Report each line of the entries that includes "public" by copying it.

DATA LISTING: Begin

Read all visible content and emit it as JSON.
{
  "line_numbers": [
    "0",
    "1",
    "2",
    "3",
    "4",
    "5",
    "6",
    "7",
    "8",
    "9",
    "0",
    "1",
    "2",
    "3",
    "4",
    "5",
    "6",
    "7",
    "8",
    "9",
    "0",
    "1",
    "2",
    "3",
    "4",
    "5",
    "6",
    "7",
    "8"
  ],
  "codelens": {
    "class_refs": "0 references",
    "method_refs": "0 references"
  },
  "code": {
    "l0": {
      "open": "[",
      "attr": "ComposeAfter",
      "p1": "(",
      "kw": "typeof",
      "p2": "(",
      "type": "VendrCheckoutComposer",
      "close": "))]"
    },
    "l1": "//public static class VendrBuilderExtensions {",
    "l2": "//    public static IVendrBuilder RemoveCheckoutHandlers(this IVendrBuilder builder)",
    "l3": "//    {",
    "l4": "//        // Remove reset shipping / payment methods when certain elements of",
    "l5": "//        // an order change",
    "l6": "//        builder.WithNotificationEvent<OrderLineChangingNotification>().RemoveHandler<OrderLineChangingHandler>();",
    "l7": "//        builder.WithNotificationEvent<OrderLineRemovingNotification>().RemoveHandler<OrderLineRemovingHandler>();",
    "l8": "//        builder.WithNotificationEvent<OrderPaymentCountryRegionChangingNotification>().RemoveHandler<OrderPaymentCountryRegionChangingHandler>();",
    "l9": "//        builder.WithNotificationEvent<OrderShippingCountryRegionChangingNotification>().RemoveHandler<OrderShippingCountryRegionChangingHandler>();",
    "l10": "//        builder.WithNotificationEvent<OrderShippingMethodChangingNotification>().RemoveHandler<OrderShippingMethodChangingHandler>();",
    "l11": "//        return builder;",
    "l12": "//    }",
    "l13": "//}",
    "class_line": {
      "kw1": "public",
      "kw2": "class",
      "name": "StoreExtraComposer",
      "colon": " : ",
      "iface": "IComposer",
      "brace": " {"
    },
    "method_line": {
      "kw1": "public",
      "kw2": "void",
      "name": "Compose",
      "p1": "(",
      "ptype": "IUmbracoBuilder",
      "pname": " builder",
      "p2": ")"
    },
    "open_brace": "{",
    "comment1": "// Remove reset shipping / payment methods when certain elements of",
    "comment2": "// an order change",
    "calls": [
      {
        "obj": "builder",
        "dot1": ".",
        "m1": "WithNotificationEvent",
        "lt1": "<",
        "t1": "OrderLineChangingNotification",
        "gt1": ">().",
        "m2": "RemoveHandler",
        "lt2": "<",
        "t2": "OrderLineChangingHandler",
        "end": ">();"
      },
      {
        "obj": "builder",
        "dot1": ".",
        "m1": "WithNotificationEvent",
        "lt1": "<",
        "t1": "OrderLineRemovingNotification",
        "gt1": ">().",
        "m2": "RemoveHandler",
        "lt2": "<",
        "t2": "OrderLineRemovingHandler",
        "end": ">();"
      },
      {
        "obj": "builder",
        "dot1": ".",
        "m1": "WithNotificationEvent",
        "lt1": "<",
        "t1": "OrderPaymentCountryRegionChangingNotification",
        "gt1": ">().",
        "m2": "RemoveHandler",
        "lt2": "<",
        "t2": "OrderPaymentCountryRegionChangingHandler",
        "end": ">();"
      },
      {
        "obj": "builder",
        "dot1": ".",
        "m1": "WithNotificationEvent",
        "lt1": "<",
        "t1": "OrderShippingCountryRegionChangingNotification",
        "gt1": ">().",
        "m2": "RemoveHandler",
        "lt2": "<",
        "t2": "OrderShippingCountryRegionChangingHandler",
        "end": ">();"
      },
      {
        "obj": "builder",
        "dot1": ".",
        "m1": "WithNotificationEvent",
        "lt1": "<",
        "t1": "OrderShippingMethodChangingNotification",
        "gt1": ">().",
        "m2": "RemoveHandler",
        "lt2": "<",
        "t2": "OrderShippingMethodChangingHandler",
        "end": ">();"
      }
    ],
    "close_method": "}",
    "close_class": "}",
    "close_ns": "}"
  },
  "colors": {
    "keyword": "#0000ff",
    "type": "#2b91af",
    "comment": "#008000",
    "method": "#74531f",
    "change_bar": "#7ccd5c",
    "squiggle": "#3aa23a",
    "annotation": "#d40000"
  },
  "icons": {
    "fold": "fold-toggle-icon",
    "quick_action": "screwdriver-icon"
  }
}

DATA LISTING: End

SOLUTION TO THE EXERCISE:
    "l1": "//public static class VendrBuilderExtensions {",
    "l2": "//    public static IVendrBuilder RemoveCheckoutHandlers(this IVendrBuilder builder)",
      "kw1": "public",
      "kw1": "public",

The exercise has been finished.